=== Section Start ===
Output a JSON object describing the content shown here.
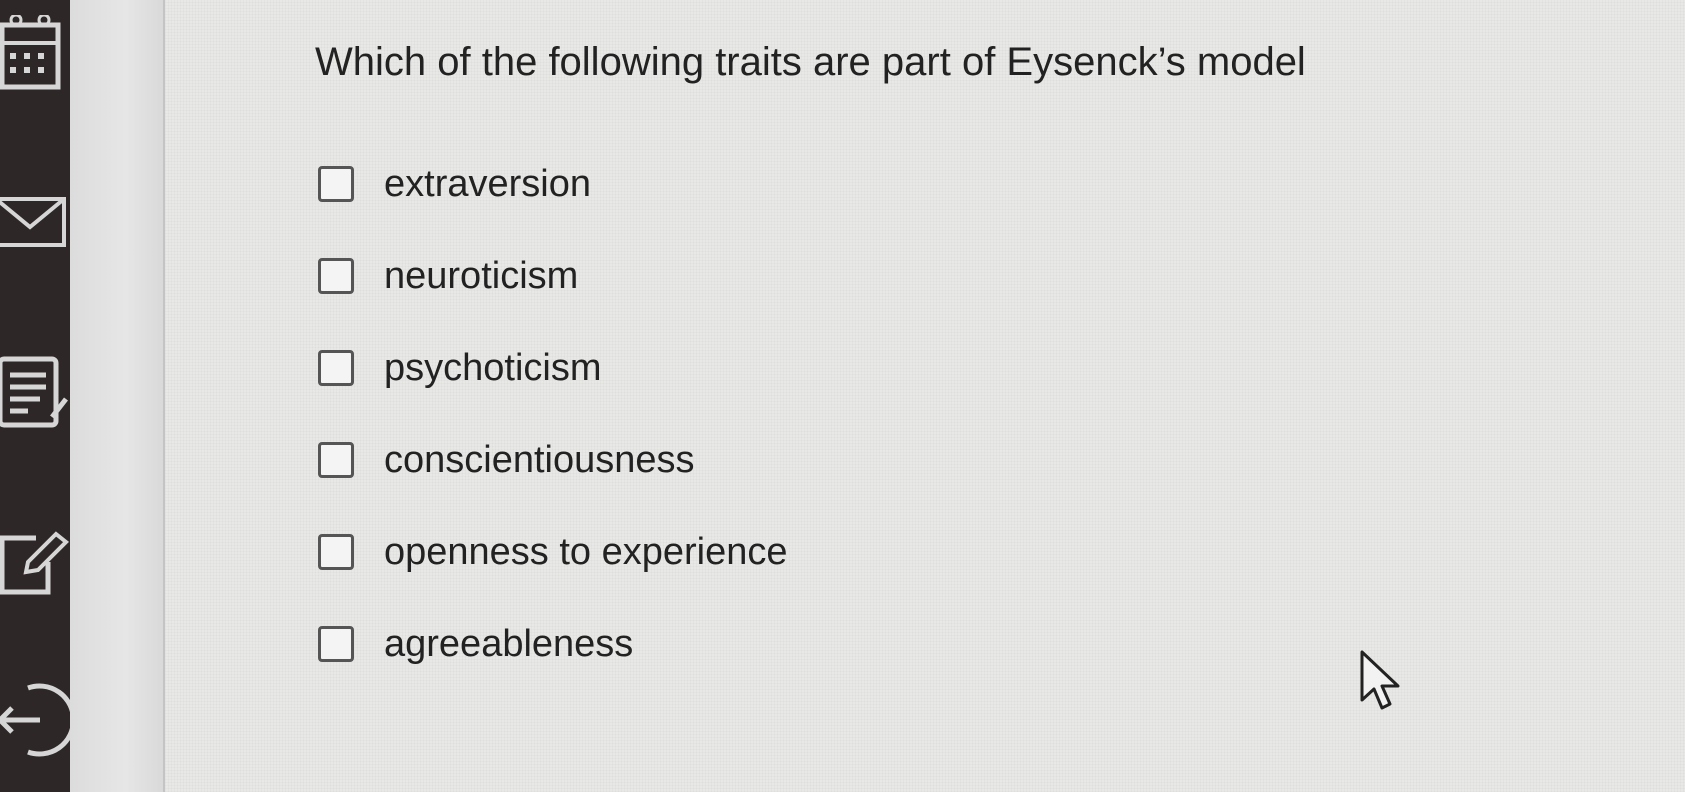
{
  "quiz": {
    "question": "Which of the following traits are part of Eysenck’s model",
    "options": [
      {
        "label": "extraversion",
        "checked": false
      },
      {
        "label": "neuroticism",
        "checked": false
      },
      {
        "label": "psychoticism",
        "checked": false
      },
      {
        "label": "conscientiousness",
        "checked": false
      },
      {
        "label": "openness to experience",
        "checked": false
      },
      {
        "label": "agreeableness",
        "checked": false
      }
    ]
  },
  "sidebar": {
    "icons": [
      "calendar-icon",
      "mail-icon",
      "notes-icon",
      "edit-icon",
      "logout-icon"
    ]
  },
  "colors": {
    "sidebar": "#2d2827",
    "content_background": "#e8e8e6",
    "text": "#222222"
  }
}
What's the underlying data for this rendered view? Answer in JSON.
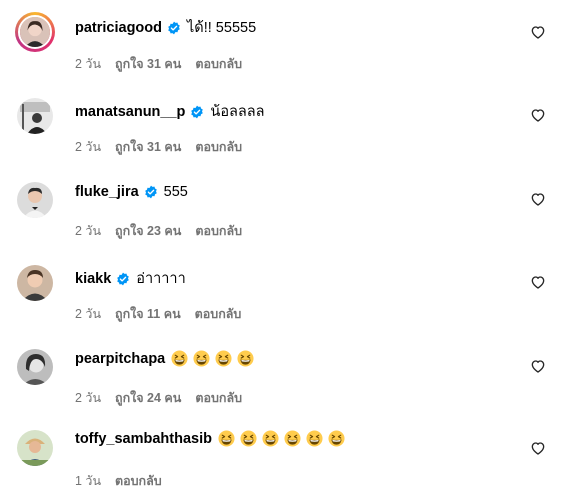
{
  "comments": [
    {
      "username": "patriciagood",
      "verified": true,
      "text": "ได้!! 55555",
      "emoji_count": 0,
      "time": "2 วัน",
      "likes": "ถูกใจ 31 คน",
      "reply": "ตอบกลับ",
      "story_ring": true
    },
    {
      "username": "manatsanun__p",
      "verified": true,
      "text": "น้อลลลล",
      "emoji_count": 0,
      "time": "2 วัน",
      "likes": "ถูกใจ 31 คน",
      "reply": "ตอบกลับ",
      "story_ring": false
    },
    {
      "username": "fluke_jira",
      "verified": true,
      "text": "555",
      "emoji_count": 0,
      "time": "2 วัน",
      "likes": "ถูกใจ 23 คน",
      "reply": "ตอบกลับ",
      "story_ring": false
    },
    {
      "username": "kiakk",
      "verified": true,
      "text": "อ่าาาาา",
      "emoji_count": 0,
      "time": "2 วัน",
      "likes": "ถูกใจ 11 คน",
      "reply": "ตอบกลับ",
      "story_ring": false
    },
    {
      "username": "pearpitchapa",
      "verified": false,
      "text": "",
      "emoji": "😆",
      "emoji_count": 4,
      "time": "2 วัน",
      "likes": "ถูกใจ 24 คน",
      "reply": "ตอบกลับ",
      "story_ring": false
    },
    {
      "username": "toffy_sambahthasib",
      "verified": false,
      "text": "",
      "emoji": "😆",
      "emoji_count": 6,
      "time": "1 วัน",
      "likes": "",
      "reply": "ตอบกลับ",
      "story_ring": false
    }
  ],
  "icons": {
    "verified": "verified-badge-icon",
    "like": "heart-outline-icon",
    "emoji": "grinning-squinting-face-emoji"
  },
  "colors": {
    "verified_blue": "#0095f6",
    "meta_gray": "#737373",
    "emoji_yellow": "#ffcc4d"
  }
}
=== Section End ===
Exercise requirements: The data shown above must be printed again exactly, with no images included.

Completed exercise:
Output a JSON object describing the content shown here.
{
  "quiz": {
    "question": "Which of the following traits are part of Eysenck’s model",
    "options": [
      {
        "label": "extraversion",
        "checked": false
      },
      {
        "label": "neuroticism",
        "checked": false
      },
      {
        "label": "psychoticism",
        "checked": false
      },
      {
        "label": "conscientiousness",
        "checked": false
      },
      {
        "label": "openness to experience",
        "checked": false
      },
      {
        "label": "agreeableness",
        "checked": false
      }
    ]
  },
  "sidebar": {
    "icons": [
      "calendar-icon",
      "mail-icon",
      "notes-icon",
      "edit-icon",
      "logout-icon"
    ]
  },
  "colors": {
    "sidebar": "#2d2827",
    "content_background": "#e8e8e6",
    "text": "#222222"
  }
}
What's the underlying data for this rendered view? Answer in JSON.
{
  "comments": [
    {
      "username": "patriciagood",
      "verified": true,
      "text": "ได้!! 55555",
      "emoji_count": 0,
      "time": "2 วัน",
      "likes": "ถูกใจ 31 คน",
      "reply": "ตอบกลับ",
      "story_ring": true
    },
    {
      "username": "manatsanun__p",
      "verified": true,
      "text": "น้อลลลล",
      "emoji_count": 0,
      "time": "2 วัน",
      "likes": "ถูกใจ 31 คน",
      "reply": "ตอบกลับ",
      "story_ring": false
    },
    {
      "username": "fluke_jira",
      "verified": true,
      "text": "555",
      "emoji_count": 0,
      "time": "2 วัน",
      "likes": "ถูกใจ 23 คน",
      "reply": "ตอบกลับ",
      "story_ring": false
    },
    {
      "username": "kiakk",
      "verified": true,
      "text": "อ่าาาาา",
      "emoji_count": 0,
      "time": "2 วัน",
      "likes": "ถูกใจ 11 คน",
      "reply": "ตอบกลับ",
      "story_ring": false
    },
    {
      "username": "pearpitchapa",
      "verified": false,
      "text": "",
      "emoji": "😆",
      "emoji_count": 4,
      "time": "2 วัน",
      "likes": "ถูกใจ 24 คน",
      "reply": "ตอบกลับ",
      "story_ring": false
    },
    {
      "username": "toffy_sambahthasib",
      "verified": false,
      "text": "",
      "emoji": "😆",
      "emoji_count": 6,
      "time": "1 วัน",
      "likes": "",
      "reply": "ตอบกลับ",
      "story_ring": false
    }
  ],
  "icons": {
    "verified": "verified-badge-icon",
    "like": "heart-outline-icon",
    "emoji": "grinning-squinting-face-emoji"
  },
  "colors": {
    "verified_blue": "#0095f6",
    "meta_gray": "#737373",
    "emoji_yellow": "#ffcc4d"
  }
}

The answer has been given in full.